Phil starts to cut loose a little bit on the bass here


“Dancing In The Moonlight” by Thin Lizzy.

Following the release of the “Bad Reputation” album, the band would hit the road again with Brian Robertson and release a live album called “Live And Dangerous”, which is one of the best live records you’re ever gonna hear.

That would be it for Brian Robertson, though. He left the band for good. His replacement was– you guessed it– Gary Moore. Gary would join the band full-time and contribute significantly to the next album, but then Gary would be gone, too. The band would release a few more albums which are pretty good… I like them, but they don’t capture the full magic of when Brian Robertson or Gary Moore were in the band.

Thin Lizzy called it quits in 1983, and in 1986, Phil Lynott died at the age of 36 from multiple organ failure, as a result of years of drug and alcohol abuse. I remember the day that he died; Gary Moore had released an album a few months before, and Phil sang a couple of tracks on it. That album was on steady rotation on my turntable. I was hoping for so much more from Gary and Phil, but it was not to be. Shame, but we will be talking about Gary Moore on this show very soon…

Thanks for listening and for being part of the show. We’ll be back in two weeks with another new episode. Until then, stop by and visit us on Facebook or on Podchaser, where you can leave a review, a comment, or some feedback.

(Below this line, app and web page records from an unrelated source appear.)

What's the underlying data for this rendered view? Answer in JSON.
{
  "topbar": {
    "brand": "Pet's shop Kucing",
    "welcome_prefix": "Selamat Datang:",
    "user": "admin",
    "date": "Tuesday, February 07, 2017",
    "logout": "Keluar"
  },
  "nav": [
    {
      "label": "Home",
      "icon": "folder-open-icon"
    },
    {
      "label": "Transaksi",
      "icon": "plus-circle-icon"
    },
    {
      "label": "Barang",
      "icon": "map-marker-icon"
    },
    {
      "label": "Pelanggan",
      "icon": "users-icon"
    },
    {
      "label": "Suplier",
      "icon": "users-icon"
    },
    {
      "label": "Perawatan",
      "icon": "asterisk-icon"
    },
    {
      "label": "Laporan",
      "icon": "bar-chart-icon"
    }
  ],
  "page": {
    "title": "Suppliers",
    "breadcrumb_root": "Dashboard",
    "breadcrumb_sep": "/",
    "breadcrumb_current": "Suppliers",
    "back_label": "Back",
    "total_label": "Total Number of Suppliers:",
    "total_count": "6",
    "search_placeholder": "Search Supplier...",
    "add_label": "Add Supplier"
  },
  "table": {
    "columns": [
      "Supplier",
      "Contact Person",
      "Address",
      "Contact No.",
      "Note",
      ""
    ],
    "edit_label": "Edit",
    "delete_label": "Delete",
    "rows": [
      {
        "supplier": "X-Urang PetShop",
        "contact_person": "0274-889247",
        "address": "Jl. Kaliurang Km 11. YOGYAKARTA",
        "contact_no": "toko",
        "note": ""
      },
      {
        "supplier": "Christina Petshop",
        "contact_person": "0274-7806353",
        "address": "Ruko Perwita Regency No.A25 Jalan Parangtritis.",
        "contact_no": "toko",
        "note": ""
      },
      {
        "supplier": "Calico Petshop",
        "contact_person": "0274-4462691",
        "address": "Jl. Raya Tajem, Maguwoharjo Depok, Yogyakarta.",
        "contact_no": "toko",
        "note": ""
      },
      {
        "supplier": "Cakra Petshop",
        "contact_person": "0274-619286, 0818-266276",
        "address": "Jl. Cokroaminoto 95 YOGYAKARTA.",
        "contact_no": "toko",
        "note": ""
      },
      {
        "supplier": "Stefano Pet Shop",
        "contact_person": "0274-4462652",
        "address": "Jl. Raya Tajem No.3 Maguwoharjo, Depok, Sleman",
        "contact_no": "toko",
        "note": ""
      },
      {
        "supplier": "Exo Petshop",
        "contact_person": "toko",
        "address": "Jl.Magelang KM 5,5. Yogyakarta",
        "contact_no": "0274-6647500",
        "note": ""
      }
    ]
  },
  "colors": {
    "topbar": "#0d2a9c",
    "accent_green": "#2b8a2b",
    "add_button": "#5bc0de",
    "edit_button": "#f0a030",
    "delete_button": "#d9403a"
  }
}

And of course, if you enjoy the podcast, follow the show so that you never miss an episode.

We are proud to be part of the Pantheon Podcast Network, where you’ll find a ton of excellent music podcasts; no matter what kind of music you’re into, you’re guaranteed to find a show on Pantheon that you’ll love.

Now find a date and put on a movie– watch out for those chocolate stains, though– and go “Dancing In The Moonlight” with Thin Lizzy.


Welcome to the 25th episode of the “I’m In Love With That Song” Podcast!  I thought we’d do something a little different for this episode: I’ve picked a handful of my favorite guitar solos and we’ll take a listen to what I think makes a solo great.  In my book, it doesn’t have to be flashy or technically brilliant (not that there’s anything wrong with that), but it does have to be memorable, it has to fit the song, and it should take the song to another level. 

I’m not saying these are the greatest solos of all time, they’re just a few that I think are pretty special.  So turn it up to 11 and put your guitar face on!

Why this song?  Simple: because Thin Lizzy was as good as a 4-piece rock band could be and this song has everything you want in a rockin’ song– a killer guitar riff, a singable chorus, a great hook for the lyrics, and a perfect performance.  Written by Bob Seger, Thin Lizzy took it to another level and added some of their special sauce to make this song their own.  I truly love this song!  Let me know your thoughts — write a review, leave a comment, share with your friends.

“Rosalie” (Bob Seger) Copyright 1972 Gear Publishing Co.